For many years, different laboratories — usually using different protocols — have found evidence of lymphocytes that suppress immune responses: antibody-mediated and/or cell-mediated. But these cells have been difficult to study, primarily because of the difficulty is isolating clones; that is, populations descended from a single cell.

Originally called suppressor T cells (Ts cells), the most promising recent candidates are now called regulatory T cells (Treg).

Treg Cells

Most CD4+ T cells belong to one or another of the helper T cell subsets [Link to discussion]. However ~10% of them do not. These so-called T-regulatory (Treg) cells

Treg cells respond to the presence of interleukin-2 (IL-2) by rapid proliferation [Link]. Because IL-2 is secreted by effector T cells, this provides a negative-feedback mechanism: inflammatory T-cell activity (e.g., by Th1 cells) is restrained by the resulting expansion of Treg cells.
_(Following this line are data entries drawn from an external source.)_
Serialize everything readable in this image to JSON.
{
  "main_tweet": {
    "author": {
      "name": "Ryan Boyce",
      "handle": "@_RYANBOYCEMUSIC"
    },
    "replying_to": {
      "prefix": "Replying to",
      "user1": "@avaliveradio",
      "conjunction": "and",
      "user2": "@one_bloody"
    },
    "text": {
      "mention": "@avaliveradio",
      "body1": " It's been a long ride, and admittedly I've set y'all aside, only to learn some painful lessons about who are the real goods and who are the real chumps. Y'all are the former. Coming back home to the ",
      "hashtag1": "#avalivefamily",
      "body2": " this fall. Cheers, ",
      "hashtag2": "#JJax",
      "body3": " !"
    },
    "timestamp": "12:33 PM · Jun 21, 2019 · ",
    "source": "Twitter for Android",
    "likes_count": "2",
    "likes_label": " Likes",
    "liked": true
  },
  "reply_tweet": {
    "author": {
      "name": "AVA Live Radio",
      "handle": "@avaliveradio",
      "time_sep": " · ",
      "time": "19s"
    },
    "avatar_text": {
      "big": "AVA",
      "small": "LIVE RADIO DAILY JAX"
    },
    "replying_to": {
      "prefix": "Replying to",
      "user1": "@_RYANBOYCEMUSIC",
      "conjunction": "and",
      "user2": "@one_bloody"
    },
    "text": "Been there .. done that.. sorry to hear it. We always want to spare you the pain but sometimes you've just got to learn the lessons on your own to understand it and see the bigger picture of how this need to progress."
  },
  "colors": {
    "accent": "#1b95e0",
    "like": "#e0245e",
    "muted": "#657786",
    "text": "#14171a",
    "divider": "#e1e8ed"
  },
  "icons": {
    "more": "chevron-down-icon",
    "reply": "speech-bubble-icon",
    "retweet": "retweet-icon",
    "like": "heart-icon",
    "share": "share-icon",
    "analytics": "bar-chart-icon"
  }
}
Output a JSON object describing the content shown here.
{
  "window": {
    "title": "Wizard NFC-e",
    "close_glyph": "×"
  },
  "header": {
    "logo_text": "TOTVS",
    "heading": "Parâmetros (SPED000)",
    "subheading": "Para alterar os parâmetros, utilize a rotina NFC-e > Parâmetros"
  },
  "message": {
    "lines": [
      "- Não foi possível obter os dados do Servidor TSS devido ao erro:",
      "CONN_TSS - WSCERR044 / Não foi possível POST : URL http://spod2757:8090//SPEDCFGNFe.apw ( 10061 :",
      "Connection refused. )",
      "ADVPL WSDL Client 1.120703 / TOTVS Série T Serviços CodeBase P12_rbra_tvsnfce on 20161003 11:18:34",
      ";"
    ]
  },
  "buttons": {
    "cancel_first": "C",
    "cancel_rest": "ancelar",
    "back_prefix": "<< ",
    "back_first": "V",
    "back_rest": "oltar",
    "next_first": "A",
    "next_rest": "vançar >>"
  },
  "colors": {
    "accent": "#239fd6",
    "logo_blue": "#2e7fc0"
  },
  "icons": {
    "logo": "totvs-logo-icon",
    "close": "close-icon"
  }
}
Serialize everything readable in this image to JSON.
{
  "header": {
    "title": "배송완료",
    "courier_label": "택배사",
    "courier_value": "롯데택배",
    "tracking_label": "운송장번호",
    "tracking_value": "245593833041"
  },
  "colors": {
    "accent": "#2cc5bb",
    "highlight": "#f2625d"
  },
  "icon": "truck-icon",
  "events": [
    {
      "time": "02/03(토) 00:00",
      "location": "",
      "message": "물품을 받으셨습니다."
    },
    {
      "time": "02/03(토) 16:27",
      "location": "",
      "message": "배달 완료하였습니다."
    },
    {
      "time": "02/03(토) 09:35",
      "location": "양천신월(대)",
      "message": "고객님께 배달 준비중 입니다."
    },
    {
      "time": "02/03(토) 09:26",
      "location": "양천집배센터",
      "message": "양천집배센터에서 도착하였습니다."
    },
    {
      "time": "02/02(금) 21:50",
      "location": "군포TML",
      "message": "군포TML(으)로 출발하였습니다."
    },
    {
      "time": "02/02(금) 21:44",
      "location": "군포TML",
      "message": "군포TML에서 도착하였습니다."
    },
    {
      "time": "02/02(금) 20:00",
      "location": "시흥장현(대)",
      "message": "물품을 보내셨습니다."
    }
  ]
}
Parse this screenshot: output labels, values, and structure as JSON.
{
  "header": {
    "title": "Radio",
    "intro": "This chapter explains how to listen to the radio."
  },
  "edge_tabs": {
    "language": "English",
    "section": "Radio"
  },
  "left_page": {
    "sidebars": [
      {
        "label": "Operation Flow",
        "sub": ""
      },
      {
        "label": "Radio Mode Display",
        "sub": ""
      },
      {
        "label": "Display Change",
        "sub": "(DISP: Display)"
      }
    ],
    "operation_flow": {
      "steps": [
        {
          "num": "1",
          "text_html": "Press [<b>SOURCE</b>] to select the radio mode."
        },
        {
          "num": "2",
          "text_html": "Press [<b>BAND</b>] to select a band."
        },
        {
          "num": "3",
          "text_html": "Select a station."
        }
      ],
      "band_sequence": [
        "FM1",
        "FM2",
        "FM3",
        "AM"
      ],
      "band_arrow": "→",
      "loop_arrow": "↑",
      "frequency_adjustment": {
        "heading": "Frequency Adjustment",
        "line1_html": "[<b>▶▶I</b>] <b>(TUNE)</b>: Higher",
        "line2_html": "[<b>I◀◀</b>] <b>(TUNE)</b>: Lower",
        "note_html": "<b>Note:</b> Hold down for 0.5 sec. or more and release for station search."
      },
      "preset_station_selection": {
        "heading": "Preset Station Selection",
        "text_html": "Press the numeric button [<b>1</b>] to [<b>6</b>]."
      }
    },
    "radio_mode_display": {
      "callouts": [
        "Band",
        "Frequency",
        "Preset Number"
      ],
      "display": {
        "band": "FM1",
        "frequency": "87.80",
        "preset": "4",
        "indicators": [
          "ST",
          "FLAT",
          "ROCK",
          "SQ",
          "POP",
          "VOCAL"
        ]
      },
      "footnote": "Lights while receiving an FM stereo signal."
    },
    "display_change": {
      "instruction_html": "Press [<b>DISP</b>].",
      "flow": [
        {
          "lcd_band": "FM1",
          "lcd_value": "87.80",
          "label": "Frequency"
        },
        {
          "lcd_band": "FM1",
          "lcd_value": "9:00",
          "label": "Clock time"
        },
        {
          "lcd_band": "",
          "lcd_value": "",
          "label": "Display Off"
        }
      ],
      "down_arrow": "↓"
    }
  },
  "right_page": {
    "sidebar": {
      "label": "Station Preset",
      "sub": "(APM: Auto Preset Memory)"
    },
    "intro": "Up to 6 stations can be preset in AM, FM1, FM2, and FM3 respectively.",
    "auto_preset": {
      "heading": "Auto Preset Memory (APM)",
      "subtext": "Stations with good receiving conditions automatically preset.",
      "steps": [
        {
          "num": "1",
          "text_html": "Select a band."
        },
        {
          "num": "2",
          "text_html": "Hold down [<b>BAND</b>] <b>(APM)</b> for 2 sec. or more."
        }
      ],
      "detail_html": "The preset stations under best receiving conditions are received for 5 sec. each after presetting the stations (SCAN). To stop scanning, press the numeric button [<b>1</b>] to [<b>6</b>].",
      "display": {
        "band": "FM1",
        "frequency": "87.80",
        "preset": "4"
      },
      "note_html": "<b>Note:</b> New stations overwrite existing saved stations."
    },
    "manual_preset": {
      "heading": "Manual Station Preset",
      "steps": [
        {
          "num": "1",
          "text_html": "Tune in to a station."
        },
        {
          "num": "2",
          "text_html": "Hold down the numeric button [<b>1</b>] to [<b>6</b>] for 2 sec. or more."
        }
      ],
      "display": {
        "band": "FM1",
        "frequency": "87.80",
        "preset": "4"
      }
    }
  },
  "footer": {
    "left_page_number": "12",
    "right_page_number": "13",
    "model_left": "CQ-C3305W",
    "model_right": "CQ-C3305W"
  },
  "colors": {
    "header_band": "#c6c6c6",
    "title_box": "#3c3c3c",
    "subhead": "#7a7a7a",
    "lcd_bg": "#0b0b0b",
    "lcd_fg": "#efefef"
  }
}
Treg Subsets

There are two sources of Treg cells in the body:

Thymic Treg Cells (tTreg)

Many of the antigenic peptides recognized by the TCRs of tTreg cells are self-peptides and probably a major function of these cells is to inhibit other T cells from mounting an immune attack against self components; that is, to protect the body against autoimmunity.

This idea receives support from these observations:

Peripheral Treg Cells (pTreg)

Peripheral Treg cells develop from CD4+ T cells that, after binding antigen with their TCR, have been stimulated by TGF-β and retinoic acid [Link]. pTreg cells are abundant at mucosal surfaces that separate the external from the internal environment:

Further research will be needed to sort out the relationships between these and other T cells that suppress immune responses. This work will be important because it could lead to improvements in

Clinical trials of Treg cells are underway for all these conditions.

Welcome&Next Search

14 May 2013